Mass coral spawning is considered to be one of nature's most spectacular phenomena with dozens of coral species releasing eggs and sperm into the sea, on a few nights each year.
The event attracts divers to ecosystems like the Great Barrier Reef to witness the corals in action. Up until now, what drives the release has been a mystery.
An international study published in the journal of Proceedings of the Royal Society B, found that spawning coincided with the largest month-to-month increase in sea surface temperature. Wind speed also contributed to the timing, although to a lesser extent.
The paper's lead author, Assistant Professor Sally Keith from the Center for Macroecology, Evolution and Climate in Copenhagen says, "There would appear to be no optimum temperature for spawning, at least beyond the scale of the local coral population. We found corals on Lord Howe Island, off the eastern coast of Australia, spawn when the sea water is 22 degrees Celsius, whereas in the Persian Gulf the same species spawn when the temperature is 32 degrees Celsius.

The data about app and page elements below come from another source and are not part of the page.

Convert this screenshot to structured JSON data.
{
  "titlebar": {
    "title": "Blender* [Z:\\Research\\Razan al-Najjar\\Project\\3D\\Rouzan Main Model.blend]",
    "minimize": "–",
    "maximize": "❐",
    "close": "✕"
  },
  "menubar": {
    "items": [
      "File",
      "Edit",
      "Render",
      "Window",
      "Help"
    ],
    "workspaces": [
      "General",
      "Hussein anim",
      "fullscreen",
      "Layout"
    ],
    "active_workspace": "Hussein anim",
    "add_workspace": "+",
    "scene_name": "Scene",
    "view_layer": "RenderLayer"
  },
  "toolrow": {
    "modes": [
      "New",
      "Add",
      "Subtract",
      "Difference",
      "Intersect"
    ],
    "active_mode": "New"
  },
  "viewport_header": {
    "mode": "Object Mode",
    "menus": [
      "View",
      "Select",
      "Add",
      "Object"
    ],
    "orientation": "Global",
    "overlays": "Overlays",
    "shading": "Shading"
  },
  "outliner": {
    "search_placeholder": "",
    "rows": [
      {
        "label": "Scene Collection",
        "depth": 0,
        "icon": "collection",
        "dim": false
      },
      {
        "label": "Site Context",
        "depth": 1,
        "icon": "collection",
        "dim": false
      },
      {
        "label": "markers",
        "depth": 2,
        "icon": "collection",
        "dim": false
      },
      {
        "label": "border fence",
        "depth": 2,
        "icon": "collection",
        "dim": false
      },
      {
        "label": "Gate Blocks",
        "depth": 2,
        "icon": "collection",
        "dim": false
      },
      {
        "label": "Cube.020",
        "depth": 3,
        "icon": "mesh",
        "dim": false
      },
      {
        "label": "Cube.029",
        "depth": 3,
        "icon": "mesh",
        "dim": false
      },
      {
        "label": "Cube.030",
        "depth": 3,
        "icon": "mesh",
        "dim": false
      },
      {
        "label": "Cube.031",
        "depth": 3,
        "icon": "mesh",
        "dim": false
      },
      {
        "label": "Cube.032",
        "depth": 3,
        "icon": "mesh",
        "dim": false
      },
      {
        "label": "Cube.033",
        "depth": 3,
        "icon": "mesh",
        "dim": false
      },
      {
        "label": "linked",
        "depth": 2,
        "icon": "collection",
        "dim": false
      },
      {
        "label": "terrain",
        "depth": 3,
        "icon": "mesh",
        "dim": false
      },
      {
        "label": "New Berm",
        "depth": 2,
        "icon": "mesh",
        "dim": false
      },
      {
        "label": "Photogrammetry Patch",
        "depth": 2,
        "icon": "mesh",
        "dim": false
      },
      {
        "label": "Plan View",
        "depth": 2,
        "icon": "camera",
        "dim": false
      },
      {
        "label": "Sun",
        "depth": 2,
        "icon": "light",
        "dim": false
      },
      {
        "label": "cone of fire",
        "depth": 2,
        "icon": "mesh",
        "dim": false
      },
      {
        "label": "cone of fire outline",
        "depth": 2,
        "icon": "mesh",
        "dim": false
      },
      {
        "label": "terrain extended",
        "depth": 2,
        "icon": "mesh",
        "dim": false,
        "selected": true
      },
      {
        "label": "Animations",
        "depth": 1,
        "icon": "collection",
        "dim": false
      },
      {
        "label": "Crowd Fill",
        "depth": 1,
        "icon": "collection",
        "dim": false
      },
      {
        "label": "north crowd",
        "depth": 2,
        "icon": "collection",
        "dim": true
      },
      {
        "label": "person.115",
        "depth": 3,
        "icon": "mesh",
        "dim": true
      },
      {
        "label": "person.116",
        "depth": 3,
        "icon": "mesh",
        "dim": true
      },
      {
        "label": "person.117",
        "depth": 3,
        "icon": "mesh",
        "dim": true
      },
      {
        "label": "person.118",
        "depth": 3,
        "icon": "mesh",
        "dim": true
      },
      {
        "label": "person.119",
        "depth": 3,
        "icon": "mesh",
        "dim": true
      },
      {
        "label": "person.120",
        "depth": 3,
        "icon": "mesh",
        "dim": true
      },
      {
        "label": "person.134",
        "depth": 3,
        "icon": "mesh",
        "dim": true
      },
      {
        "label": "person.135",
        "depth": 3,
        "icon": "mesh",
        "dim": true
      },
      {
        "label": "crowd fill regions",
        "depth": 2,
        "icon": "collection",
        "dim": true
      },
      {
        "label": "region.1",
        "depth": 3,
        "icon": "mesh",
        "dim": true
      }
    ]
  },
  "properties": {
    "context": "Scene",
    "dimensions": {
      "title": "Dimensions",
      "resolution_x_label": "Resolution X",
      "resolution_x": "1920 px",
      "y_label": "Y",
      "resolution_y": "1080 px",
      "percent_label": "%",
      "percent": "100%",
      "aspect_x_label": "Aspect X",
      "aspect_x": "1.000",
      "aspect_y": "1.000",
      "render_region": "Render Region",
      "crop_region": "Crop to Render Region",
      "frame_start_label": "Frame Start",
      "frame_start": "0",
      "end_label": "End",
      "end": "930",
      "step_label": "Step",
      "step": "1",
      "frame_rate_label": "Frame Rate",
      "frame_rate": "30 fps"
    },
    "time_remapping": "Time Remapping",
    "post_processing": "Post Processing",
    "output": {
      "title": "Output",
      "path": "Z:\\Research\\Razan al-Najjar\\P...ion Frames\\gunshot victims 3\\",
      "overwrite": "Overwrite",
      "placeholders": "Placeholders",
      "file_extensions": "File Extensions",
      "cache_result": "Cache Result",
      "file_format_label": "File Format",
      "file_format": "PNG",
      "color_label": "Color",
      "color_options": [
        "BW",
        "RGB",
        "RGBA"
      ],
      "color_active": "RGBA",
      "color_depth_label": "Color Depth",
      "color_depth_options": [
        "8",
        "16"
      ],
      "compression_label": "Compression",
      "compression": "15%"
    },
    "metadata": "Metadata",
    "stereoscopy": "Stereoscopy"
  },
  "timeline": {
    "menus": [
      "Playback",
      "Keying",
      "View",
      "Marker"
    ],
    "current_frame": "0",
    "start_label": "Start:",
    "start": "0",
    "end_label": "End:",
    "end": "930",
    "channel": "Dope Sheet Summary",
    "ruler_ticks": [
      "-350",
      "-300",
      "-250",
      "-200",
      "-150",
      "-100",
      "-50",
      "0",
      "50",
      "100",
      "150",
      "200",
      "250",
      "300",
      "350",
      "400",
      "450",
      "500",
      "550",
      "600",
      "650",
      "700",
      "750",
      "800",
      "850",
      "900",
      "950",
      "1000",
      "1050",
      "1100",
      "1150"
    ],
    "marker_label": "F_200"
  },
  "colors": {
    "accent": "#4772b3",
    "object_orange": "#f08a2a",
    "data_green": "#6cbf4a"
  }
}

So the most important thing seems to be for corals to spawn together to maximise fertilization success."
The research was conducted over 16 years with samples from more than 80,000 colonies collected from 34 eco-regions in the Indo-Pacific, from Kenya to French Polynesia and from Lord Howe Island to the Persian Gulf.
Co-author Professor Andrew Baird from the ARC Centre of Excellence for Coral Reef Studies says knowing when corals are ready to spawn is a game changer.
"It should be a huge advantage to dive tourism and allow for more effective management of coastal development," says Baird. "It means processes that are known to affect the early life stages of corals, such as dredging, can be stopped when the corals are spawning."
The authors hope their research will finally lay to rest a common misconception that all corals on the Great Barrier Reef spawn on one night of the year.
"On the Great Barrier Reef there are corals spawning every month from September to March. Mass spawning is only one piece of the reproductive puzzle," says Keith.
Another area of concern is the potential for climate change to disturb coral reproduction. Many organisms, such as fish, rely on the event to power their own reproductive efforts. A change in the timing of spawning, could have deleterious flow-through effects in the ecosystem.
"Sea temperature increases are greatest in the periods just before summer," says co-author Jeff Maynard from the research institute CRIOBE, in French Polynesia. "Our on-going research using climate models suggests summer in many reef areas will come earlier and last longer in the future. The effect this might have on coral reef ecosystems is an important area for further research."